§ What is needed: In how many lines of the records does "level" appear? Answer with one number.

======== Provided records

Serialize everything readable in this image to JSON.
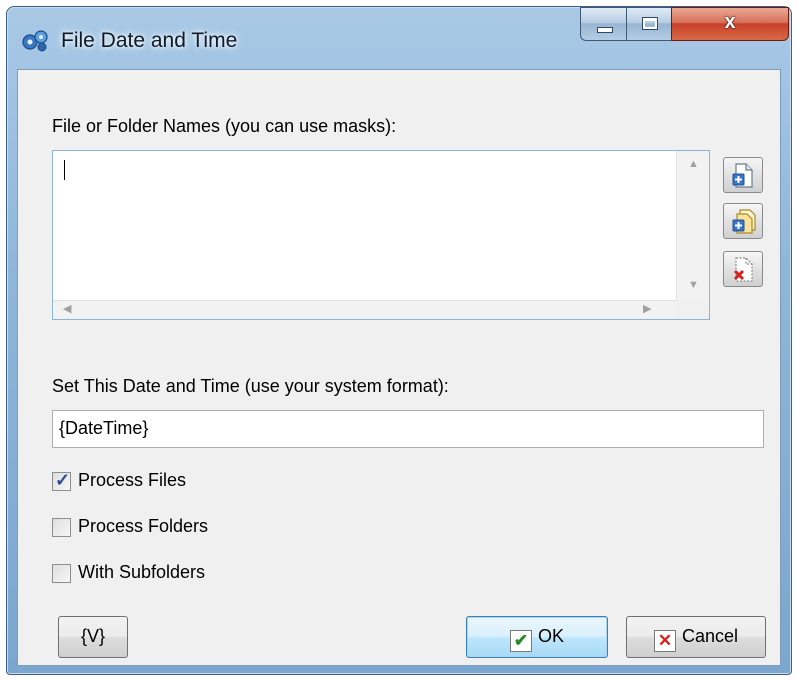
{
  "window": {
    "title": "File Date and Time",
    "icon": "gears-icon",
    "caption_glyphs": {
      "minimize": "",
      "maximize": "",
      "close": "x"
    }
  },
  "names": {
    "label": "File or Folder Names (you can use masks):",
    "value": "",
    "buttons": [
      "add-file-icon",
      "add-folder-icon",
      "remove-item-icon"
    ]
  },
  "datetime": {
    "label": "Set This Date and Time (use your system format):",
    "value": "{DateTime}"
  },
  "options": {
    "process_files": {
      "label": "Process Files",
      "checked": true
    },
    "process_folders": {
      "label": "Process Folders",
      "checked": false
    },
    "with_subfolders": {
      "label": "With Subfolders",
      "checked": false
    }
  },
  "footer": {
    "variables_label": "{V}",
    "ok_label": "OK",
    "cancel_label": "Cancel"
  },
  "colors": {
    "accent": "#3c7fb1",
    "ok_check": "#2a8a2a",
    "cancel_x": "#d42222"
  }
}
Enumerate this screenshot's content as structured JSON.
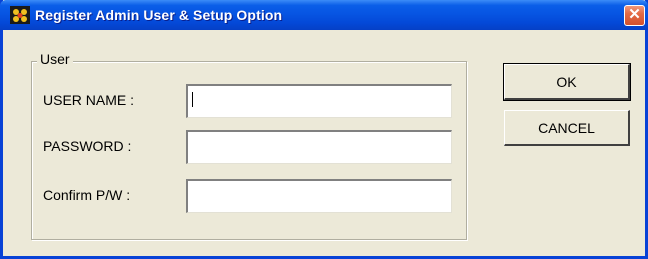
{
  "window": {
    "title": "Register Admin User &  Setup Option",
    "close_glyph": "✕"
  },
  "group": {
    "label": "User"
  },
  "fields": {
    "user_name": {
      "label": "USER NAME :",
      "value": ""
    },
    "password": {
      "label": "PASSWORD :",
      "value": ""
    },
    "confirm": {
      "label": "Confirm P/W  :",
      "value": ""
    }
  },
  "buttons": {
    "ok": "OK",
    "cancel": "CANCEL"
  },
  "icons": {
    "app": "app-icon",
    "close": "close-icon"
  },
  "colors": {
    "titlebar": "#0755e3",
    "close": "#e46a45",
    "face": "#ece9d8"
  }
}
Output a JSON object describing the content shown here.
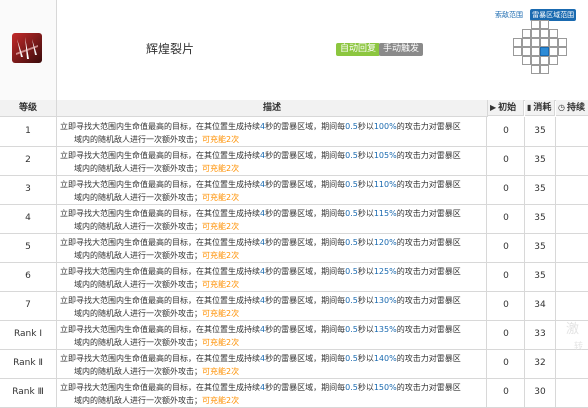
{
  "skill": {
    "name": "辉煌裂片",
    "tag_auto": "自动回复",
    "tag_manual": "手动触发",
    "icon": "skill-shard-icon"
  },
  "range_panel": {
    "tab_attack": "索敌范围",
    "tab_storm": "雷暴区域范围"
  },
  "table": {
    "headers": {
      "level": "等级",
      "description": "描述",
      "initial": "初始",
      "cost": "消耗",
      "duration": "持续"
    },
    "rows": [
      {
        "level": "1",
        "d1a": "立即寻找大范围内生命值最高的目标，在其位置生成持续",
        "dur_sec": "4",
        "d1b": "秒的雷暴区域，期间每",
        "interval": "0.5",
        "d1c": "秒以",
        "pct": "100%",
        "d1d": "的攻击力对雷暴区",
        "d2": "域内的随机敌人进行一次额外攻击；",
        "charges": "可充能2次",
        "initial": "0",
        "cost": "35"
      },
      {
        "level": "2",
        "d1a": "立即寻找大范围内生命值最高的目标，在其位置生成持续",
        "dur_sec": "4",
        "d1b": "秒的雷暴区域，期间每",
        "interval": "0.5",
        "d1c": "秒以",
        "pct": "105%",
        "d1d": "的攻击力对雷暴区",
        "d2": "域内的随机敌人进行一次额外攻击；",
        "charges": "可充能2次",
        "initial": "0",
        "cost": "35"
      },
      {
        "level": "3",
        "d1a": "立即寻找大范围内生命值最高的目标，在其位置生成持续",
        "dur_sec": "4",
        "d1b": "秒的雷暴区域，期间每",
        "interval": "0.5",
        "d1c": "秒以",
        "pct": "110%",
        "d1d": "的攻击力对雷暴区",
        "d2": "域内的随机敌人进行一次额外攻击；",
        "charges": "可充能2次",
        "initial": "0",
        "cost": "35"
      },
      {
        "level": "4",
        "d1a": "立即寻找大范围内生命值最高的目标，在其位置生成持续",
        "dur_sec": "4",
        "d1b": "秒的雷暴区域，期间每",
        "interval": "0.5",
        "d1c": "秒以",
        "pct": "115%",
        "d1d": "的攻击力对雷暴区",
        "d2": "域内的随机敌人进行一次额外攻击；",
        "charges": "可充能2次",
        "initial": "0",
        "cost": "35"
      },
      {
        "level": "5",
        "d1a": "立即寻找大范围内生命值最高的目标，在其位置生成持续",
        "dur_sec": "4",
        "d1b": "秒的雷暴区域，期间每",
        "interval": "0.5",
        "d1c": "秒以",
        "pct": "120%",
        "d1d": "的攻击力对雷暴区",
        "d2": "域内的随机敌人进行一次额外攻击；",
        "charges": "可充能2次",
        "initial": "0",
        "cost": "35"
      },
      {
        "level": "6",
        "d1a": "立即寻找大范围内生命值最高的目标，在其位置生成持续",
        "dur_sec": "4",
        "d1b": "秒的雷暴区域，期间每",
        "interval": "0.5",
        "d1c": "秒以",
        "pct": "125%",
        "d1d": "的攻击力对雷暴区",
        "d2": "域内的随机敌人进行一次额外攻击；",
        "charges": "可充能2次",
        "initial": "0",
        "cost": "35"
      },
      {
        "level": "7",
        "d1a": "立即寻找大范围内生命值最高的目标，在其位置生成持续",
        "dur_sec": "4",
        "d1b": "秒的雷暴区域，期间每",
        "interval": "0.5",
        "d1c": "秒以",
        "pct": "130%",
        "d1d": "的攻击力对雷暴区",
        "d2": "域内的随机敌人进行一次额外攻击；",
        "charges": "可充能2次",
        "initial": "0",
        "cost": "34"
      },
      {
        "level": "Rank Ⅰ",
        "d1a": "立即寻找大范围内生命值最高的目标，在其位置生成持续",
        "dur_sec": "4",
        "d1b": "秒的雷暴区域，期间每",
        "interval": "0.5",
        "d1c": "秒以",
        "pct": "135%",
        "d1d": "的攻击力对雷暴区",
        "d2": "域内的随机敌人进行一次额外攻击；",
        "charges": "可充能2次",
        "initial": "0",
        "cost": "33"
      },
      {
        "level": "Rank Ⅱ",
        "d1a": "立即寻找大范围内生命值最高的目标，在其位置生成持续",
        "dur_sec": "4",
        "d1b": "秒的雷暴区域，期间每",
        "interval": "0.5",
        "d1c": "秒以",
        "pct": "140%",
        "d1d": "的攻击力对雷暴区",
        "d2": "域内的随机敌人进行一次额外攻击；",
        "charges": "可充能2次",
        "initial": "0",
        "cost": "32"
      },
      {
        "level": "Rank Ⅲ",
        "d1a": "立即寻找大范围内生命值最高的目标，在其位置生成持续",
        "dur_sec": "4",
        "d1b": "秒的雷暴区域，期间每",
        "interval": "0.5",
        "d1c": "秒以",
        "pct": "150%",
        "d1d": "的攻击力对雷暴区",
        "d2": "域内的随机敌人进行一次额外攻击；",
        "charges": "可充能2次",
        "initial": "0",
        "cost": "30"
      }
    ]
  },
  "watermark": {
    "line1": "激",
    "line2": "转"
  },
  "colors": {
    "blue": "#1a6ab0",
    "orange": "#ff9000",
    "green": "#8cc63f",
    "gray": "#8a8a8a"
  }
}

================
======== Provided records

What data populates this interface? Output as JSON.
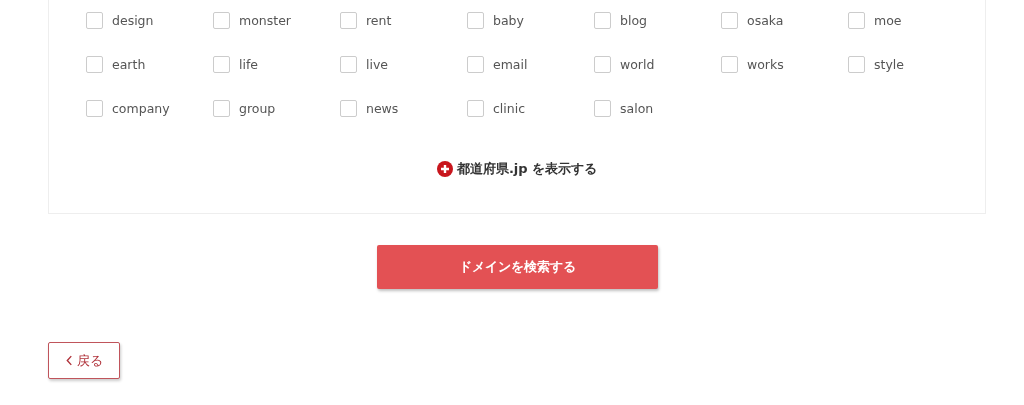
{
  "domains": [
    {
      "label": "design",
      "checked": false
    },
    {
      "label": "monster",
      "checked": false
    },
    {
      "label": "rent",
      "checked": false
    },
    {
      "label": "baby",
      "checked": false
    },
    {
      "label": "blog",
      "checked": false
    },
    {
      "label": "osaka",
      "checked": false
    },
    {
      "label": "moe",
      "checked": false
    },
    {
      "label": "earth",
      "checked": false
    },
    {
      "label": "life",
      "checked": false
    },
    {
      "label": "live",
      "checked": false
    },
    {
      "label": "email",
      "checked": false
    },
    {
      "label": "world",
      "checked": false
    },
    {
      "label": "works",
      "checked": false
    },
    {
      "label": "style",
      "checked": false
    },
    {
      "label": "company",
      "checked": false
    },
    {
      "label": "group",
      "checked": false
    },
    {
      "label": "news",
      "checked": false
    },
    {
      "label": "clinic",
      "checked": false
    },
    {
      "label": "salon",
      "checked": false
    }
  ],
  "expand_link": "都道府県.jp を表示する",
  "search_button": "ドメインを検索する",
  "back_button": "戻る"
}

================
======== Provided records

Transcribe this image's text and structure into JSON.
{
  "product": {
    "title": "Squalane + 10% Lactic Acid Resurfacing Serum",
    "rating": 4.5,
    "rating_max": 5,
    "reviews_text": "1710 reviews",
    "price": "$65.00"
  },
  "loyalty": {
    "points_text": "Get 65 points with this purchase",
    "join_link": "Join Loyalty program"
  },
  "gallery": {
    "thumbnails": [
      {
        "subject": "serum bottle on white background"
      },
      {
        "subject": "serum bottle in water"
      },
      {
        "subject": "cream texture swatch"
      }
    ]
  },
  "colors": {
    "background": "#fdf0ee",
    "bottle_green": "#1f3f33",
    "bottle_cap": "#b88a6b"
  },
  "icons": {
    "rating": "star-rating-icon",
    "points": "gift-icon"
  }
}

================

§ Output below: 11